Another member of “Team Burke”, Teresa Brady, has similar views. “I find him very honest,” she says. She was just on to him about her broken heating, and says she knows he’ll get it sorted.
“At least if he can’t do anything, he’ll let you know,” one woman tells me at her doorstep.
He’d do anything for his constituents. Well, almost. He’s had some strange requests over the years. One from a mother who hadn’t been on a night out in ages and asked him to mind her kids for the evening.
“I’m not a babysitter,” he laughs. In situations like that you just have to hang up the phone as politely as possible, he says.
If he’s seen as a reliable councillor, would that mean people wouldn’t want to see him disappear to the Dáil? “I was thinking that the other day,” he says, contemplating the question.

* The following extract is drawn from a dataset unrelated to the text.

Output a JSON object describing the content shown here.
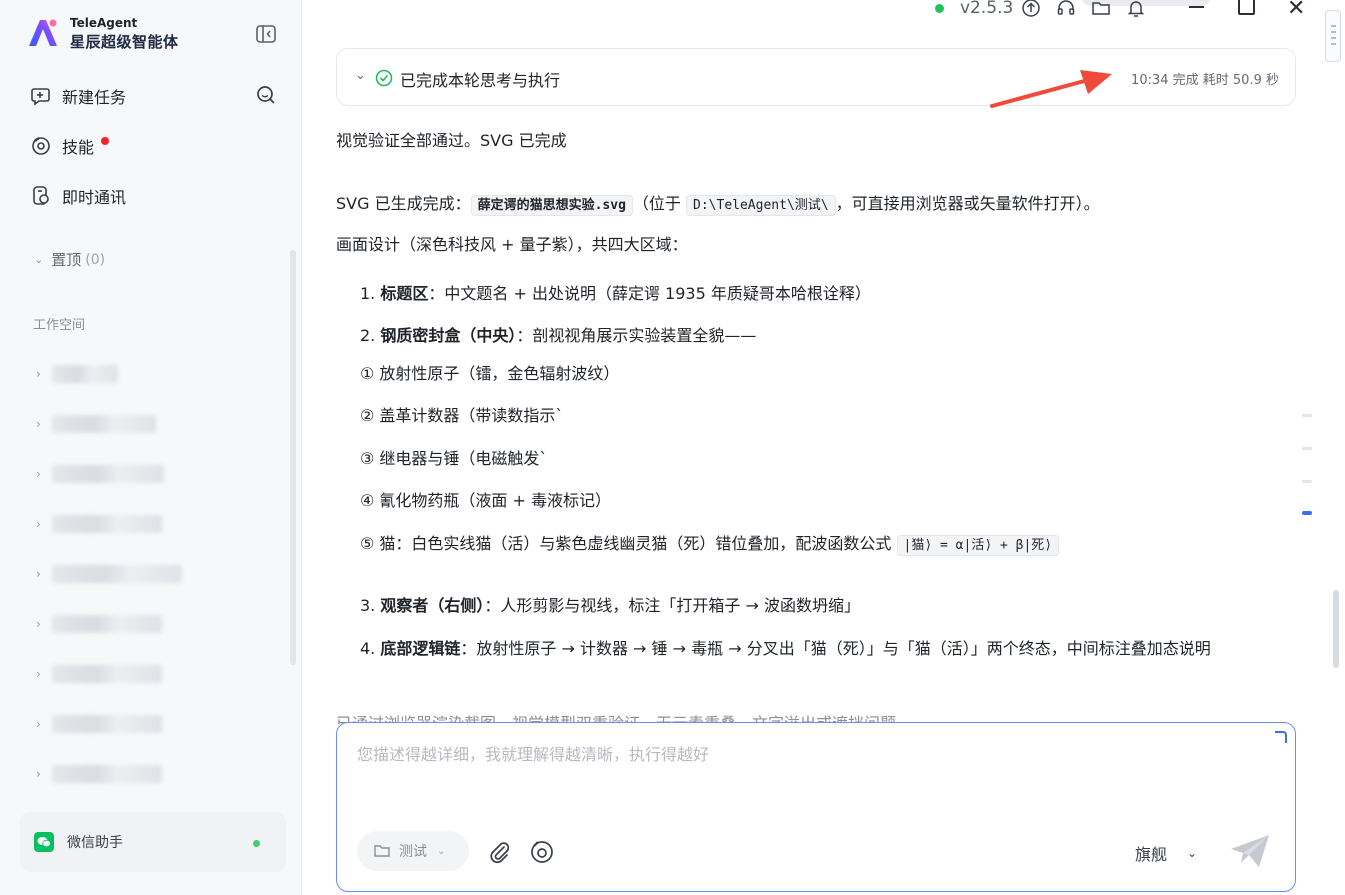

He would need someone to take his place, he says, and though nothing is definite, he has one of his daughters in mind. Of his five children, she’s most interested in politics and community work.
“But they’d still ring me,” he says of his constituents.
An Independent Voice
On the streets of East Wall, Burke bumps into fellow councillor, Gaye Fagan, out canvassing for Sinn Féin. Burke spends a couple of minutes chatting with her.
After more than 40 years with the party, Burke left in 2009, just after the local elections. It was a surprise departure at the time, but he still seems to get on well with his Sinn Féin colleagues in the council.
He doesn’t go into the nitty-gritty of why he left Sinn Féin, but simply says he had spent enough time in the party and wanted to become an independent voice.
“I wanted to do my own thinking and vote my own way,” he says.
With McDonald topping the polls in Dublin Central at the moment, does he ever regret leaving the party? No, he says, he has no beef with Sinn Féin, but nothing has changed since he’s left and he wants to continue to act independently.
At the doors, three issues come up all the time, says Burke. Funding for A&Es in hospitals, the cost of third-level education and homelessness. Naturally, these are also the issues he’s most focused on solving.
In Stoneybatter, constituents brought up the Eighth Amendment 25 times, he says.
Though his manifesto isn’t published yet, he’d like to see a referendum on the issue, and for it to be defined in a clear and meticulous way.
If he makes it to the Dáil, he’d also like to see water charges abolished and a better system of childcare for families.
I ask what issue is most pressing to him. He can’t pick just one.
“I’d be here all night talking about them, but I have laryngitis,” he gripes, seemingly glad the night’s canvass has come to an end. Though it sounds like his has more work to do at home.
“This is his year to be elected,” says Terry Fagan.
But the question is, why hasn’t Burke won a seat before now? “Some people have short memories,” says Teresa Brady.
Or perhaps, it’s that competition in the constituency is stiff. After all, fourteen candidates are all hoping for success later this month.
If Paddy Power’s odds are anything to go by, Burke will be competing with independent Maureen O’Sullivan for the third and final seat in Dublin Central.
As the late TD Tony Gregory’s director of elections, she took over his seat after winning a by-election in 2009, and was re-elected in 2011.
A recent article in the Sunday Times reported that Gregory’s brother, Noel, pulled his support from O’Sullivan and is now backing Burke. O’Sullivan doesn’t understand why.
Burke won’t say much about this. “[Noel] was out canvassing with us last week,” he says.
This, among other things, may sway some votes in his favour. Maybe this will be the year.